Quitsato Sundial, Quitsato, Ecuador

By July 1, 2017November 15th, 2020No Comments

Quitsato Sundial, Quitsato, Ecuador Border Sundials

The Quitsato Sundial is a spectacular design located at La Mitad Del Mundo (Middle of the World), 47 km North of Quito, in Ecuador. It is the only place where the Equator passes through a glacier, and is also at 8,130 feet it is the highest point of Equator. The sundial occupies an area of 2300m² and was built in 2006.

Striking in its appearance, the design consists of a circular platform, 54m in diameter, which forms a mosaic of light and dark pebbles. The mosaic draws an eight-pointed star that indicates the solstices and equinoxes. Intermediate lines pointing to the cardinal directions have also been included and the Equator line is drawn by using smaller, darker pebbles between two metal plates.

Close by is the Monumento a la Mitad del Mundo (Monument to the middle of the World). This monument was originally thought to be on the equator, and was built by the geographer Luis Tufiño in 1936 on the site calculated by the eighteenth century Franco-Spanish Geodesic Mission which fixed its approximate location. However modern techniques have shown it to be about 250m from the equator.

The Quitsato Sundial is located exactly on the Equator (calculated to an accuracy of 1mm using GPS measurements). Because of its design, the shadows projected by the gnomon on the dial lines can indicate solstices, equinoxes, and months of the year with great precision.

The colour difference between the stones serves another purpose. Apart from showing equinox and solstice lines, it is designed to reference albedo – the reflectivity of a surface – and its use in astronomical study.

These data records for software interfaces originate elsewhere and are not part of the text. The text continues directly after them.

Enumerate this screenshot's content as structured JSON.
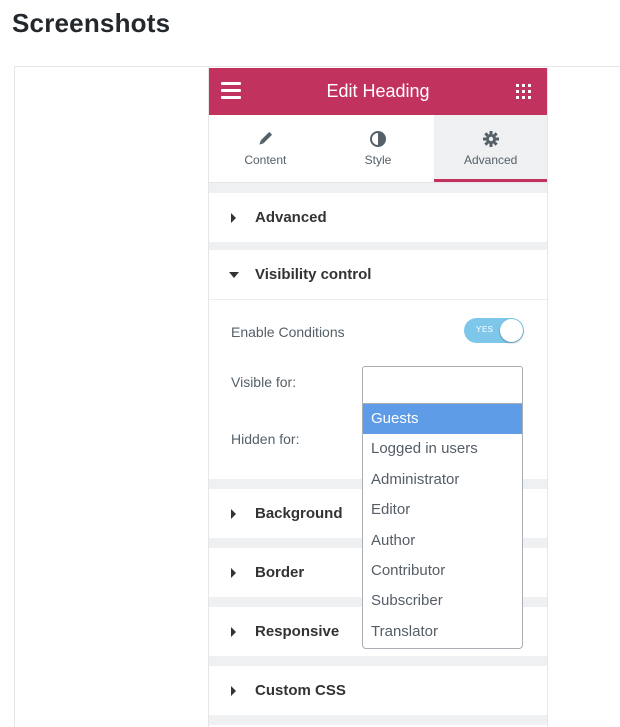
{
  "page": {
    "title": "Screenshots"
  },
  "panel": {
    "header_title": "Edit Heading",
    "tabs": [
      {
        "label": "Content",
        "icon": "pencil-icon"
      },
      {
        "label": "Style",
        "icon": "half-circle-icon"
      },
      {
        "label": "Advanced",
        "icon": "gear-icon",
        "active": true
      }
    ],
    "sections": {
      "advanced": "Advanced",
      "visibility": "Visibility control",
      "background": "Background",
      "border": "Border",
      "responsive": "Responsive",
      "custom_css": "Custom CSS"
    },
    "visibility": {
      "enable_label": "Enable Conditions",
      "toggle_text": "YES",
      "visible_label": "Visible for:",
      "hidden_label": "Hidden for:",
      "options": [
        "Guests",
        "Logged in users",
        "Administrator",
        "Editor",
        "Author",
        "Contributor",
        "Subscriber",
        "Translator"
      ],
      "highlighted_option": "Guests"
    },
    "colors": {
      "brand": "#c2325e",
      "toggle": "#7ec7ea",
      "highlight": "#5f9ce8"
    }
  }
}
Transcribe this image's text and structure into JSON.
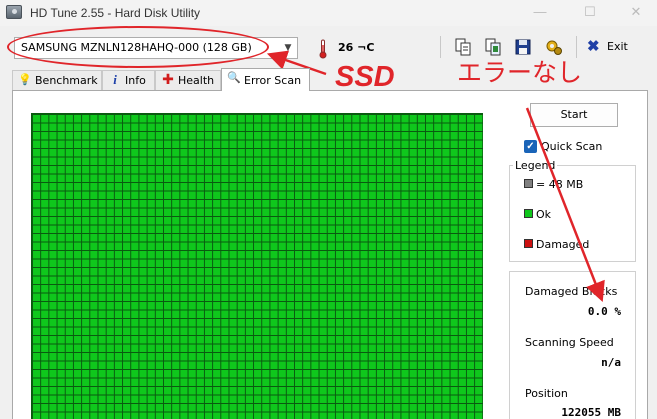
{
  "window": {
    "title": "HD Tune 2.55 - Hard Disk Utility",
    "controls": {
      "minimize": "—",
      "maximize": "☐",
      "close": "✕"
    }
  },
  "toolbar": {
    "drive_value": "SAMSUNG MZNLN128HAHQ-000 (128 GB)",
    "temperature": "26 ¬C",
    "buttons": [
      "copy-text-icon",
      "copy-screenshot-icon",
      "save-icon",
      "options-icon"
    ],
    "exit_label": "Exit"
  },
  "tabs": [
    {
      "label": "Benchmark",
      "icon": "benchmark-icon",
      "active": false
    },
    {
      "label": "Info",
      "icon": "info-icon",
      "active": false
    },
    {
      "label": "Health",
      "icon": "health-icon",
      "active": false
    },
    {
      "label": "Error Scan",
      "icon": "magnifier-icon",
      "active": true
    }
  ],
  "scan": {
    "start_label": "Start",
    "quick_scan_label": "Quick Scan",
    "quick_scan_checked": true,
    "legend_title": "Legend",
    "legend": [
      {
        "label": "= 48 MB",
        "color": "#808080"
      },
      {
        "label": "Ok",
        "color": "#0fc71c"
      },
      {
        "label": "Damaged",
        "color": "#cc1111"
      }
    ],
    "damaged_blocks_label": "Damaged Blocks",
    "damaged_blocks_value": "0.0 %",
    "scanning_speed_label": "Scanning Speed",
    "scanning_speed_value": "n/a",
    "position_label": "Position",
    "position_value": "122055 MB"
  },
  "annotations": {
    "ssd_text": "SSD",
    "no_error_text": "エラーなし",
    "color": "#e0252a"
  }
}
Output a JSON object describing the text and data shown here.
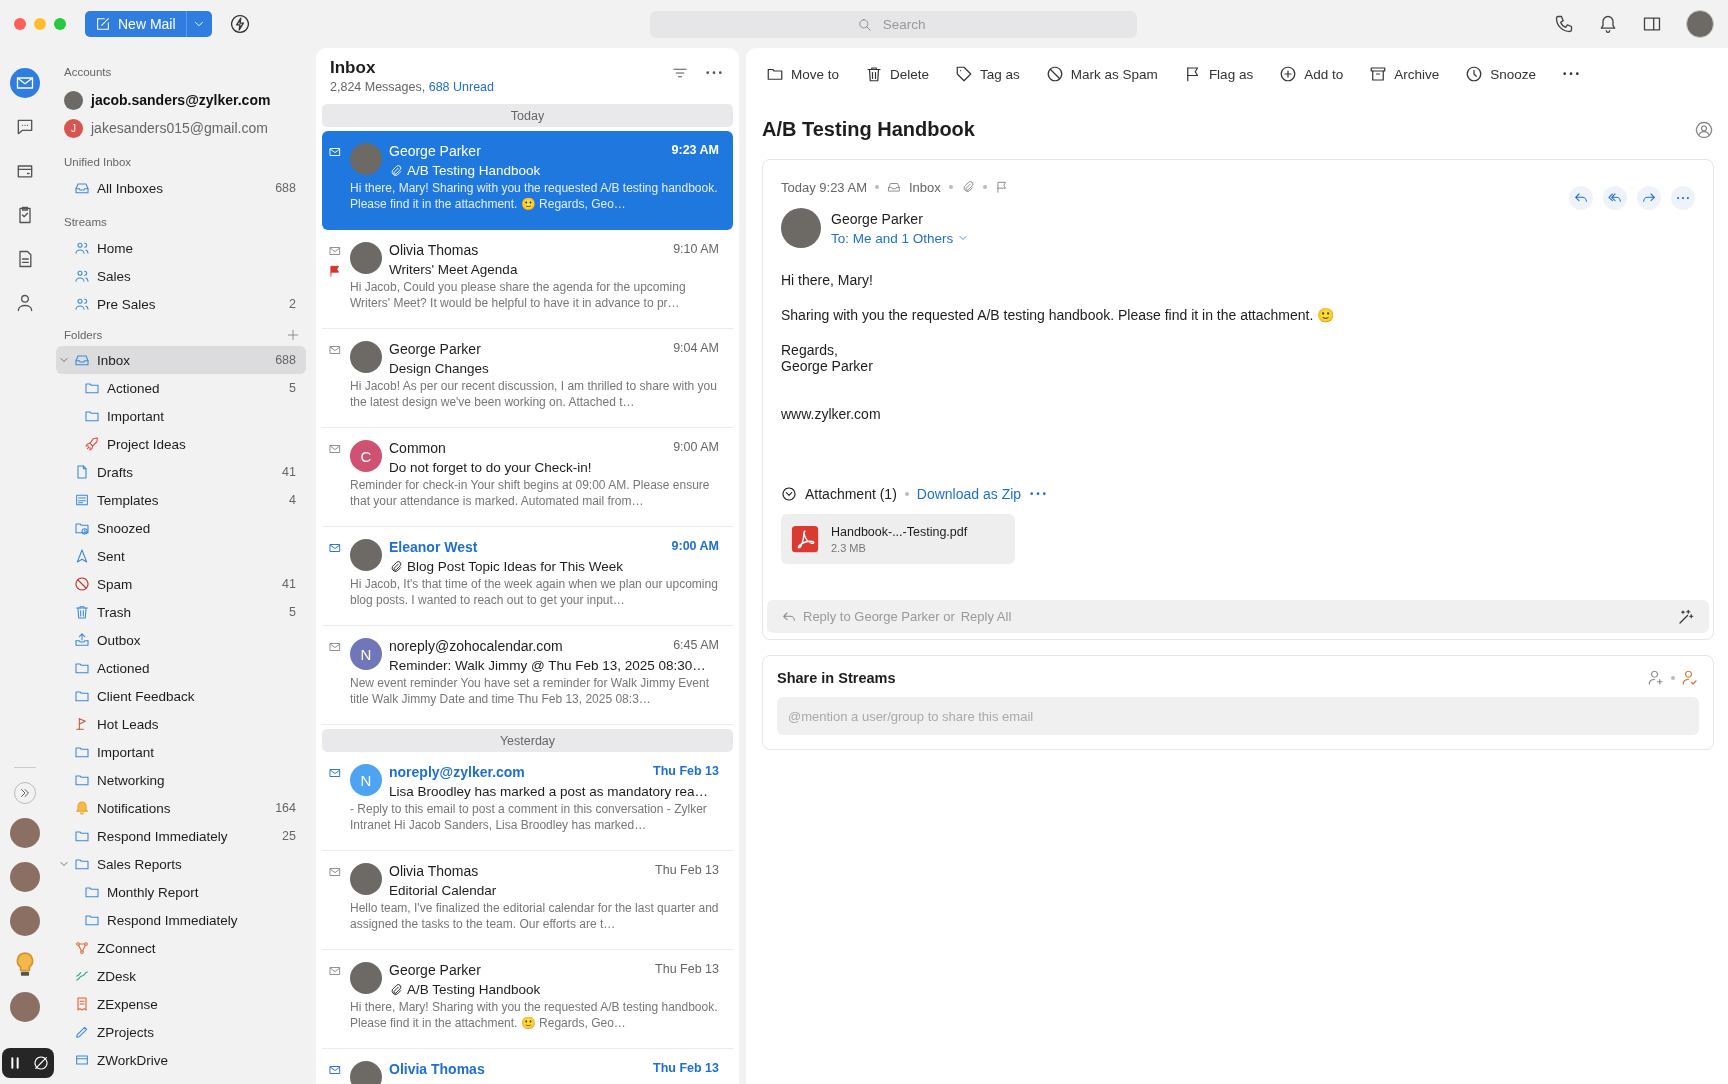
{
  "window": {
    "new_mail": "New Mail",
    "search_placeholder": "Search"
  },
  "rail": [
    {
      "kind": "mail",
      "selected": true
    },
    {
      "kind": "chat",
      "selected": false
    },
    {
      "kind": "calendar",
      "selected": false
    },
    {
      "kind": "tasks",
      "selected": false
    },
    {
      "kind": "notes",
      "selected": false
    },
    {
      "kind": "contacts",
      "selected": false
    }
  ],
  "accounts": {
    "heading": "Accounts",
    "items": [
      {
        "email": "jacob.sanders@zylker.com",
        "selected": true,
        "avatar": {
          "kind": "photo"
        }
      },
      {
        "email": "jakesanders015@gmail.com",
        "selected": false,
        "avatar": {
          "kind": "initial",
          "initial": "J",
          "color": "#d9534f"
        }
      }
    ]
  },
  "unified_inbox": {
    "heading": "Unified Inbox",
    "items": [
      {
        "label": "All Inboxes",
        "count": "688",
        "kind": "tray"
      }
    ]
  },
  "streams": {
    "heading": "Streams",
    "items": [
      {
        "label": "Home",
        "kind": "people"
      },
      {
        "label": "Sales",
        "kind": "people"
      },
      {
        "label": "Pre Sales",
        "count": "2",
        "kind": "people"
      }
    ]
  },
  "folders": {
    "heading": "Folders",
    "items": [
      {
        "label": "Inbox",
        "kind": "tray",
        "count": "688",
        "selected": true,
        "expanded": true,
        "children": [
          {
            "label": "Actioned",
            "kind": "folder",
            "count": "5",
            "selected": false
          },
          {
            "label": "Important",
            "kind": "folder",
            "selected": false
          },
          {
            "label": "Project Ideas",
            "kind": "rocket",
            "selected": false
          }
        ]
      },
      {
        "label": "Drafts",
        "kind": "document",
        "count": "41",
        "selected": false
      },
      {
        "label": "Templates",
        "kind": "list",
        "count": "4",
        "selected": false
      },
      {
        "label": "Snoozed",
        "kind": "snoozed",
        "selected": false
      },
      {
        "label": "Sent",
        "kind": "sent",
        "selected": false
      },
      {
        "label": "Spam",
        "kind": "spam",
        "count": "41",
        "selected": false
      },
      {
        "label": "Trash",
        "kind": "trash",
        "count": "5",
        "selected": false
      },
      {
        "label": "Outbox",
        "kind": "outbox",
        "selected": false
      },
      {
        "label": "Actioned",
        "kind": "folder",
        "selected": false
      },
      {
        "label": "Client Feedback",
        "kind": "folder",
        "selected": false
      },
      {
        "label": "Hot Leads",
        "kind": "golf",
        "selected": false
      },
      {
        "label": "Important",
        "kind": "folder",
        "selected": false
      },
      {
        "label": "Networking",
        "kind": "folder",
        "selected": false
      },
      {
        "label": "Notifications",
        "kind": "bell",
        "count": "164",
        "selected": false
      },
      {
        "label": "Respond Immediately",
        "kind": "folder",
        "count": "25",
        "selected": false
      },
      {
        "label": "Sales Reports",
        "kind": "folder",
        "selected": false,
        "expanded": true,
        "children": [
          {
            "label": "Monthly Report",
            "kind": "folder",
            "selected": false
          },
          {
            "label": "Respond Immediately",
            "kind": "folder",
            "selected": false
          }
        ]
      },
      {
        "label": "ZConnect",
        "kind": "nodes",
        "selected": false
      },
      {
        "label": "ZDesk",
        "kind": "wave",
        "selected": false
      },
      {
        "label": "ZExpense",
        "kind": "receipt",
        "selected": false
      },
      {
        "label": "ZProjects",
        "kind": "pencil",
        "selected": false
      },
      {
        "label": "ZWorkDrive",
        "kind": "drive",
        "selected": false
      }
    ]
  },
  "mail_list": {
    "title": "Inbox",
    "total": "2,824 Messages,",
    "unread": "688 Unread",
    "groups": [
      {
        "label": "Today",
        "messages": [
          {
            "sender": "George Parker",
            "time": "9:23 AM",
            "subject": "A/B Testing Handbook",
            "preview": "Hi there, Mary! Sharing with you the requested A/B testing handbook. Please find it in the attachment. 🙂 Regards, Geo…",
            "selected": true,
            "unread": false,
            "flagged": false,
            "attachment": true,
            "avatar": {
              "kind": "photo"
            }
          },
          {
            "sender": "Olivia Thomas",
            "time": "9:10 AM",
            "subject": "Writers' Meet Agenda",
            "preview": "Hi Jacob, Could you please share the agenda for the upcoming Writers' Meet? It would be helpful to have it in advance to pr…",
            "selected": false,
            "unread": false,
            "flagged": true,
            "attachment": false,
            "avatar": {
              "kind": "photo"
            }
          },
          {
            "sender": "George Parker",
            "time": "9:04 AM",
            "subject": "Design Changes",
            "preview": "Hi Jacob! As per our recent discussion, I am thrilled to share with you the latest design we've been working on. Attached t…",
            "selected": false,
            "unread": false,
            "flagged": false,
            "attachment": false,
            "avatar": {
              "kind": "photo"
            }
          },
          {
            "sender": "Common",
            "time": "9:00 AM",
            "subject": "Do not forget to do your Check-in!",
            "preview": "Reminder for check-in Your shift begins at 09:00 AM. Please ensure that your attendance is marked. Automated mail from…",
            "selected": false,
            "unread": false,
            "flagged": false,
            "attachment": false,
            "avatar": {
              "kind": "initial",
              "initial": "C",
              "color": "#cf5273"
            }
          },
          {
            "sender": "Eleanor West",
            "time": "9:00 AM",
            "subject": "Blog Post Topic Ideas for This Week",
            "preview": "Hi Jacob, It's that time of the week again when we plan our upcoming blog posts. I wanted to reach out to get your input…",
            "selected": false,
            "unread": true,
            "flagged": false,
            "attachment": true,
            "avatar": {
              "kind": "photo"
            }
          },
          {
            "sender": "noreply@zohocalendar.com",
            "time": "6:45 AM",
            "subject": "Reminder: Walk Jimmy @ Thu Feb 13, 2025 08:30…",
            "preview": "New event reminder You have set a reminder for Walk Jimmy Event title Walk Jimmy Date and time Thu Feb 13, 2025 08:3…",
            "selected": false,
            "unread": false,
            "flagged": false,
            "attachment": false,
            "avatar": {
              "kind": "initial",
              "initial": "N",
              "color": "#6f77b8"
            }
          }
        ]
      },
      {
        "label": "Yesterday",
        "messages": [
          {
            "sender": "noreply@zylker.com",
            "time": "Thu Feb 13",
            "subject": "Lisa Broodley has marked a post as mandatory rea…",
            "preview": "- Reply to this email to post a comment in this conversation - Zylker Intranet Hi Jacob Sanders, Lisa Broodley has marked…",
            "selected": false,
            "unread": true,
            "flagged": false,
            "attachment": false,
            "avatar": {
              "kind": "initial",
              "initial": "N",
              "color": "#4ea4f2"
            }
          },
          {
            "sender": "Olivia Thomas",
            "time": "Thu Feb 13",
            "subject": "Editorial Calendar",
            "preview": "Hello team, I've finalized the editorial calendar for the last quarter and assigned the tasks to the team. Our efforts are t…",
            "selected": false,
            "unread": false,
            "flagged": false,
            "attachment": false,
            "avatar": {
              "kind": "photo"
            }
          },
          {
            "sender": "George Parker",
            "time": "Thu Feb 13",
            "subject": "A/B Testing Handbook",
            "preview": "Hi there, Mary! Sharing with you the requested A/B testing handbook. Please find it in the attachment. 🙂 Regards, Geo…",
            "selected": false,
            "unread": false,
            "flagged": false,
            "attachment": true,
            "avatar": {
              "kind": "photo"
            }
          },
          {
            "sender": "Olivia Thomas",
            "time": "Thu Feb 13",
            "selected": false,
            "unread": true,
            "avatar": {
              "kind": "photo"
            }
          }
        ]
      }
    ]
  },
  "toolbar": [
    {
      "label": "Move to",
      "kind": "folder"
    },
    {
      "label": "Delete",
      "kind": "trash"
    },
    {
      "label": "Tag as",
      "kind": "tag"
    },
    {
      "label": "Mark as Spam",
      "kind": "spam"
    },
    {
      "label": "Flag as",
      "kind": "flag"
    },
    {
      "label": "Add to",
      "kind": "add"
    },
    {
      "label": "Archive",
      "kind": "archive"
    },
    {
      "label": "Snooze",
      "kind": "snooze"
    }
  ],
  "message": {
    "subject": "A/B Testing Handbook",
    "date": "Today 9:23 AM",
    "folder": "Inbox",
    "sender": "George Parker",
    "recipients": "To: Me and 1 Others",
    "body": [
      {
        "lines": [
          "Hi there, Mary!"
        ]
      },
      {
        "lines": [
          "Sharing with you the requested A/B testing handbook. Please find it in the attachment. 🙂"
        ]
      },
      {
        "lines": [
          "Regards,",
          "George Parker"
        ]
      },
      {
        "lines": [
          "www.zylker.com"
        ]
      }
    ],
    "attachments": {
      "heading": "Attachment (1)",
      "download": "Download as Zip",
      "files": [
        {
          "name": "Handbook-...-Testing.pdf",
          "size": "2.3 MB"
        }
      ]
    },
    "reply": {
      "prompt": "Reply to George Parker or",
      "reply_all": "Reply All"
    }
  },
  "share": {
    "title": "Share in Streams",
    "placeholder": "@mention a user/group to share this email"
  }
}
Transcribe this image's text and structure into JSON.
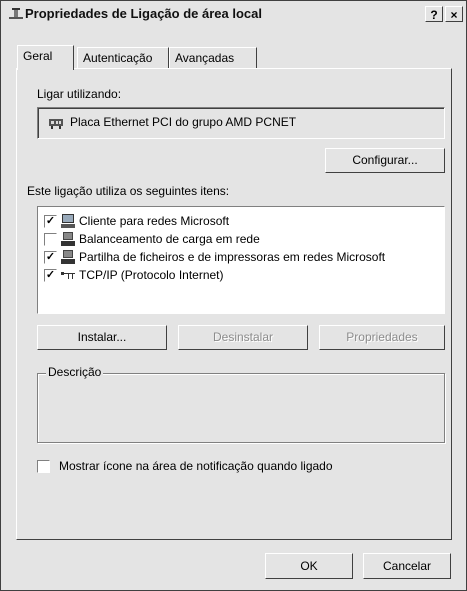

At 10m high and 1.3m in diameter, an orange cylindrical tube acts as the gnomon in the centre of the design, indicating the hours and months of the year on the platform, with it’s shadow cast by the Sun. The gnomon is 10 meters high in reference to the metric system, which is based on the original estimate of the circumference of the Earth at 40 million meters.